Target is testing changes to its self-checkout lanes in hopes of tamping down on customer wait times, multiple news outlets report.
The retailer said it’s testing item limits in self-checkout areas at select stores, though specific locations weren’t disclosed, according to CNN.
Shoppers at these stores are restricted to 10 items or less at self-checkout and will be sent to a traditional cashier if they have more, a Target spokesperson told the outlet. For now, it’s unclear if there are plans to expand the test to additional stores.
McClatchy News reached out to Target for comment Nov. 21 and was awaiting a response.
Company executives said Target has already seen a slight uptick in shoppers using full-service checkout to complete their purchases, Nexstar reported.
“Since our goal is for Target to be the easiest place for our guests to shop, our teams have been focused on the front-of-store experience,” John Mulligan, Target’s chief operating officer, said on a recent earnings call, according to the outlet.
“Our guests tell us they enjoy interacting with our team ...,” Mulligan said.
News of the change drew the ire of some shoppers, who voiced their criticism online.
@Target Instead of me doing the job of employees and not paid for at your expanding self-checkout, how about you give up some of your earnings and hire more people so more than three registers are open for checkout.
— Jeff (@Marine_Skyhawk) November 21, 2023
Target created the problem by not having enough cashiers so people did self checkout. Now they are trying to fix their own problem. They better start by having more registers open or people will start buying less. https://t.co/9qdKdONPFd
— ️Andrea️ (@andreajessica) November 21, 2023
@Target your new self checkout policy of 10 items or less is stupid what are you going to do about people who are in a hurry or people who do delivery orders like instacart who have to get to a customer fast or other customers!
— Nathan Cromwell (@ncrmwll) November 21, 2023
@Target .Guess what? This guest does not enjoy interacting and just wants to shop. This policy has been in effect at the Target near me for a month now…and I have only shopped once since and bought 10 or less. The rest of my what I used to spend there has gone to other stores.
— Lizbeth Murph️⚧️ (@funnyhorse) November 21, 2023
Target is just the latest retailer to tweak its self-checkout policy. In June, Costco started requiring shoppers to flash their membership cards in the self-checkout line as the club store cracked down on so-called “membership sharing.”
“We don’t feel it’s right that non members receive the same benefits and pricing as our members,” the company said in a statement at the time.
Costco members whose cards don’t include their picture must show a photo ID.
Despite the push back, Target executives said their goal is to ensure customers receive “consistently great service” at checkout, Fox Business reported.

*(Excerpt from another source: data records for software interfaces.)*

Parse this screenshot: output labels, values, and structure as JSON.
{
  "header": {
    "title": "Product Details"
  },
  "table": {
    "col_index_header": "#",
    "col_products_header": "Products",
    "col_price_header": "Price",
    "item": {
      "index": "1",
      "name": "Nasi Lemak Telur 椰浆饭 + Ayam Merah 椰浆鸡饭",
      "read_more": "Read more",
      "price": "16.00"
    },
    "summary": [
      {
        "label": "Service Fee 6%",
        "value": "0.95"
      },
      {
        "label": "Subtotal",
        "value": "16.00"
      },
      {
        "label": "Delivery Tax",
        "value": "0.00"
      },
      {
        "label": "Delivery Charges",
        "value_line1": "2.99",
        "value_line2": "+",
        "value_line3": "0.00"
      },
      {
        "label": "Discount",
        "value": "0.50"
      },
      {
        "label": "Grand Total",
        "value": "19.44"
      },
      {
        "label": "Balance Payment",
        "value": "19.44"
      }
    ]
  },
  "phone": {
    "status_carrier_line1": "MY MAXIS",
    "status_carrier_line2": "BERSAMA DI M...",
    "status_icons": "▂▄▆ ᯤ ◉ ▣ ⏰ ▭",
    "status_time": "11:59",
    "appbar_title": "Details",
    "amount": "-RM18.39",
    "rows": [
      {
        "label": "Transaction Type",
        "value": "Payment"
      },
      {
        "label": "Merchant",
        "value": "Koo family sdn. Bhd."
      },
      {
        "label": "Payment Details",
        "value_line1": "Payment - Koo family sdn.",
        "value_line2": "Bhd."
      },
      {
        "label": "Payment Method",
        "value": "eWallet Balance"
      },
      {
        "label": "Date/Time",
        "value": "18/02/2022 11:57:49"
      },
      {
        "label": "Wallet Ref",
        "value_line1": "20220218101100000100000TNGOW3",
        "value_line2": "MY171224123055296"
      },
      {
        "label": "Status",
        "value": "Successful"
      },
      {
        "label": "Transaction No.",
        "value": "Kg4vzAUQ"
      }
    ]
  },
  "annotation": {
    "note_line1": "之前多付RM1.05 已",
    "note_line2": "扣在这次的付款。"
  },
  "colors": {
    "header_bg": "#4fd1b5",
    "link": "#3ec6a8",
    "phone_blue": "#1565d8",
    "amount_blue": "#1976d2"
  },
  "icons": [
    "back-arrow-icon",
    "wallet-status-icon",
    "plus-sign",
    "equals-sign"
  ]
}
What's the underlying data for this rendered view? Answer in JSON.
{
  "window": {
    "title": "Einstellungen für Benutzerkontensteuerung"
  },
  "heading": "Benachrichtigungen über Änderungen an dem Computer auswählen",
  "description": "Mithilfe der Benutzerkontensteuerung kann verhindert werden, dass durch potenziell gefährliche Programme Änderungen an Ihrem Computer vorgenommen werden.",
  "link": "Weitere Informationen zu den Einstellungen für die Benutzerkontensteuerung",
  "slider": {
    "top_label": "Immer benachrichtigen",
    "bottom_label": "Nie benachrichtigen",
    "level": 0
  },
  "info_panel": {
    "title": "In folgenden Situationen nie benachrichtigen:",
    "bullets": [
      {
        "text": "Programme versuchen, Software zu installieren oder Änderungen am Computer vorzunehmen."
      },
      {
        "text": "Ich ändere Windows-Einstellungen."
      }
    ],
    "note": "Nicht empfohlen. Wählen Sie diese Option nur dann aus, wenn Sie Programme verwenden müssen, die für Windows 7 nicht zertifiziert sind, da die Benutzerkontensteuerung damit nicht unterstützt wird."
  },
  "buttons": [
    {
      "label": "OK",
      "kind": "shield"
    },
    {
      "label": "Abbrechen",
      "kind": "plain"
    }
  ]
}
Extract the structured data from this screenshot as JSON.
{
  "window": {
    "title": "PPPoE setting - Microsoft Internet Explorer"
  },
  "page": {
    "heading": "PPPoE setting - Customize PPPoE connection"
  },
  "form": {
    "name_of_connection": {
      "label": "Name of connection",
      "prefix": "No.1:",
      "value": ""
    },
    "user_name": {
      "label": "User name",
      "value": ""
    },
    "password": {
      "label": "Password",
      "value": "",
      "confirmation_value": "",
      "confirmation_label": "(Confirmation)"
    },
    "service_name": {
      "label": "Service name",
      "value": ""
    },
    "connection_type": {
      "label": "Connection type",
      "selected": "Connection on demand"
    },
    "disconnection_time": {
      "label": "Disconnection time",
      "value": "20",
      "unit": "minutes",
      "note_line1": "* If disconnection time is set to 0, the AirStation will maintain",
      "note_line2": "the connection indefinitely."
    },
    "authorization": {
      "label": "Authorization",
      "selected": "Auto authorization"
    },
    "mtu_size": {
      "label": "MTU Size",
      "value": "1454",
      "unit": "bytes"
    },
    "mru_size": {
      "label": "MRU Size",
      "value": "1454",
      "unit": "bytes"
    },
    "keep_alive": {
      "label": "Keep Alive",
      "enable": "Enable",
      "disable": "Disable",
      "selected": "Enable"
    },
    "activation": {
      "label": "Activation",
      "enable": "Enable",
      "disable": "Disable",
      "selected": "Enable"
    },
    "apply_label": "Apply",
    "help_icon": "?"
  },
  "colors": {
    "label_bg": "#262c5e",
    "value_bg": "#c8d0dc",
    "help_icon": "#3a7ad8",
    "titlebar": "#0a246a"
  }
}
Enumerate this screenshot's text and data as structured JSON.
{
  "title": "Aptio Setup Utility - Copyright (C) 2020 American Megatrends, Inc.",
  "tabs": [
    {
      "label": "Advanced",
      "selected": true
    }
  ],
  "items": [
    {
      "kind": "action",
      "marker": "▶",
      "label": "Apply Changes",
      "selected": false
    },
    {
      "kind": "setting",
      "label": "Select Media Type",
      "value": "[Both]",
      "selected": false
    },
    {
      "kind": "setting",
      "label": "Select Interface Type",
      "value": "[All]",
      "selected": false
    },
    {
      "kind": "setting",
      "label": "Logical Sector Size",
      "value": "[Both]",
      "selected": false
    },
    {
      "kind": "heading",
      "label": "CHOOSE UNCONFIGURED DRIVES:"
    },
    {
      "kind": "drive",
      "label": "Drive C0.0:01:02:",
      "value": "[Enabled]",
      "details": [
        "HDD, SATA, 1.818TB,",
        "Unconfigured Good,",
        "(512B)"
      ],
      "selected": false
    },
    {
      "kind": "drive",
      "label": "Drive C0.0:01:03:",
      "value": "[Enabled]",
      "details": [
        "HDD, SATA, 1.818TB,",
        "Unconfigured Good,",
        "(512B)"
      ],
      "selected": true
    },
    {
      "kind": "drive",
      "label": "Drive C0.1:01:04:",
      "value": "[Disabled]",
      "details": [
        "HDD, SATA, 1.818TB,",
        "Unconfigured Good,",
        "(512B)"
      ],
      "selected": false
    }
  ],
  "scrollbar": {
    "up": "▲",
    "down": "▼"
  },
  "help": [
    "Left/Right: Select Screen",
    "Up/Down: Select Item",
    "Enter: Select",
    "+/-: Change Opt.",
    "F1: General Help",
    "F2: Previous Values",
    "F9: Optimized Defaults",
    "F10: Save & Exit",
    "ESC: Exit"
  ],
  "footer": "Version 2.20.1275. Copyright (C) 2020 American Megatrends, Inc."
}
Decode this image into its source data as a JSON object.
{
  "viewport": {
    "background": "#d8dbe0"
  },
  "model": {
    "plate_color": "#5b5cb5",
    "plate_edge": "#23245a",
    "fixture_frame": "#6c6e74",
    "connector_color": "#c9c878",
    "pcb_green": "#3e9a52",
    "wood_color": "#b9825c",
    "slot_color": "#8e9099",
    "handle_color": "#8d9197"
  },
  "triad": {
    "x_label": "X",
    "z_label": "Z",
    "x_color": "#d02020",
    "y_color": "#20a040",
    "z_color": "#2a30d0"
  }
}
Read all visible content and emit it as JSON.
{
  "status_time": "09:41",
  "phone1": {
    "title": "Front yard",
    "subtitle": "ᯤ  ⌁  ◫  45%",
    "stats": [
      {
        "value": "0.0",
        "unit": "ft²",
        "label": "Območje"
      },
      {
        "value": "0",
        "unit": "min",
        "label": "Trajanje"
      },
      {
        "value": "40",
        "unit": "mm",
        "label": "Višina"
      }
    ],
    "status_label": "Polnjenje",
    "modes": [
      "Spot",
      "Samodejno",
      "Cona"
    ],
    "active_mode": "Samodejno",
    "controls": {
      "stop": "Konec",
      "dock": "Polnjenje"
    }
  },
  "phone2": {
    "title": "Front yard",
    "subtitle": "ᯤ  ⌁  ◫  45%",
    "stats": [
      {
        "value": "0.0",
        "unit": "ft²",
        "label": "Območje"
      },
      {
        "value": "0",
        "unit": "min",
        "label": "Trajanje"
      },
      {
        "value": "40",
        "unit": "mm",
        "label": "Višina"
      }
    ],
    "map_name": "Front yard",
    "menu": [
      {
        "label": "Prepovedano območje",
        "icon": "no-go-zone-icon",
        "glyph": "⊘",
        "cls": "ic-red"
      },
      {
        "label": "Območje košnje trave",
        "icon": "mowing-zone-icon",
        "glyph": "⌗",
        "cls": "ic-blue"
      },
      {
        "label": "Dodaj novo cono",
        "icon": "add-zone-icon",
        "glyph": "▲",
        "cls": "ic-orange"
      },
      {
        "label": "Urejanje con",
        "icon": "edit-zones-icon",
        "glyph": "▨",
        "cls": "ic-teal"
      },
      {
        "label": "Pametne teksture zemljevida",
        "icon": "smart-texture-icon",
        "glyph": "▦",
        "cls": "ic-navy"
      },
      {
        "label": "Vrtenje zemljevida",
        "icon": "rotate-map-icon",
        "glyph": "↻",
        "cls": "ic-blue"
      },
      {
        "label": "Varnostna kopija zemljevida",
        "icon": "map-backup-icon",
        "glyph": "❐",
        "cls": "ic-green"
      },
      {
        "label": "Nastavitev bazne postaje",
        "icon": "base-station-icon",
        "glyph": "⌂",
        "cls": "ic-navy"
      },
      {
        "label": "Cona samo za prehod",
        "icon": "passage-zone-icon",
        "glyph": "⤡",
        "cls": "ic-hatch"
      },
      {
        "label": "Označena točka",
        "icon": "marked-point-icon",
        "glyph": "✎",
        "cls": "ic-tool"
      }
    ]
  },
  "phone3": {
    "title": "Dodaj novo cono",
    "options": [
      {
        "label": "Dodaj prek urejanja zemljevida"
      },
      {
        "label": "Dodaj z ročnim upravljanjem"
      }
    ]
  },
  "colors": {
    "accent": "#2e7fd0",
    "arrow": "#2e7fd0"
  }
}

“Since we’ve refocused on the front-end experience, we’ve seen more than a 6 percentage point increase in the usage of full service lanes across the chain,” Mulligan said, according to the outlet.